Locally grown timber
It’s probably worth expanding on where all of our timber comes from. We feel a moral responsibility to use locally sourced timber (within East Anglia; Suffolk, Norfolk & North Essex), felled and sawn by local Arborists. Though there are most likely cheaper sources from mainland Europe and in the UK, it does simply not bode well with one of our principle ethical values – sustainability. Imported timber has very high embodied energy, mainly through transportation, and that’s not good!
It is a great shame that huge quantities of timber is harvested from unmanaged Eastern European forest, sawn and transported to the UK to be re-sawn for commercial use. If looking elsewhere, please check the supply chain.
We can even take your trees and turn them into usable timber using our simple but effective ‘Alaskan’ chainsaw mill.
Most of our timber is Oak, some from managed woodlands, some from large estates and domestic locations; The trees have become too large, dangerous, diseased or just dead! 🙁
An Oak tree…
The timber is diced into manageable portions on site, then transported as butts and limbs back to the timber yard. It then may lay around for some time until a suitable order has come in to maximize it’s use.
Here’s a nice bit we looked at last week:
Quite often we select the timber which might be suitable for a certain job, such as a specific curve within a brace or collar, example:
Timber that comes from large European suppliers, or even UK suppliers can be devoid of character. This is generally because the timber is straight and clean with few ‘defects’. Our timber varies in appearance and oozes character; knots, waney edges, bark etc are common features. Just look at any ancient timber frame building and you will see the knots and distortions that exist within naturally grown timber. Though if this is not what you expect, we take care in selecting the right trees for you.
There are times when it is necessary to conform to modern regulations, such as a specific spanning timber to be graded to a standard (THA & THB), therefore using graded timber may be unavoidable.
The above is a very large band saw, which is primarily how our timbers are cut to a square section.

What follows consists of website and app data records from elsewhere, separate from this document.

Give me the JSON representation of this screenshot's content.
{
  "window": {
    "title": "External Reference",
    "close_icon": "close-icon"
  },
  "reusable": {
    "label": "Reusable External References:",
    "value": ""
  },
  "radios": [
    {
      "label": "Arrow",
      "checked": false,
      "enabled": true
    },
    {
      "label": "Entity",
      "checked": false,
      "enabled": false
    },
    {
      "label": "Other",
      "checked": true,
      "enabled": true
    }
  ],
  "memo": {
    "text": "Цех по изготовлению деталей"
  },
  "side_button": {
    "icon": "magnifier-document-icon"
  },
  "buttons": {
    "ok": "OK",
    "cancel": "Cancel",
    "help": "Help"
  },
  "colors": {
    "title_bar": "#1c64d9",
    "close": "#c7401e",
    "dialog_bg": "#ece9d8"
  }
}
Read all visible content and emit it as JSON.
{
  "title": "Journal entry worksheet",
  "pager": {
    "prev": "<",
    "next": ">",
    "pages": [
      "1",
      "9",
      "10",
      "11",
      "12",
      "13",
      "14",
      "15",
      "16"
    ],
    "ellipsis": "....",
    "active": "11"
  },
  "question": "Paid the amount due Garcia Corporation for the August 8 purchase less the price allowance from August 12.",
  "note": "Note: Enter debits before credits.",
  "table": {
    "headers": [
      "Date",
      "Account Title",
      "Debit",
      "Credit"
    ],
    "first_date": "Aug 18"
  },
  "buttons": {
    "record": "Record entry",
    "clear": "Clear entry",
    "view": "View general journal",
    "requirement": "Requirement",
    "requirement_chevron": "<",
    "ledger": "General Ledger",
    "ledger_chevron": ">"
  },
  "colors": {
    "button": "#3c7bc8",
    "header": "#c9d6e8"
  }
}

Curved timbers are cut from ‘slabbed’ material using a specialist saw at the workshop.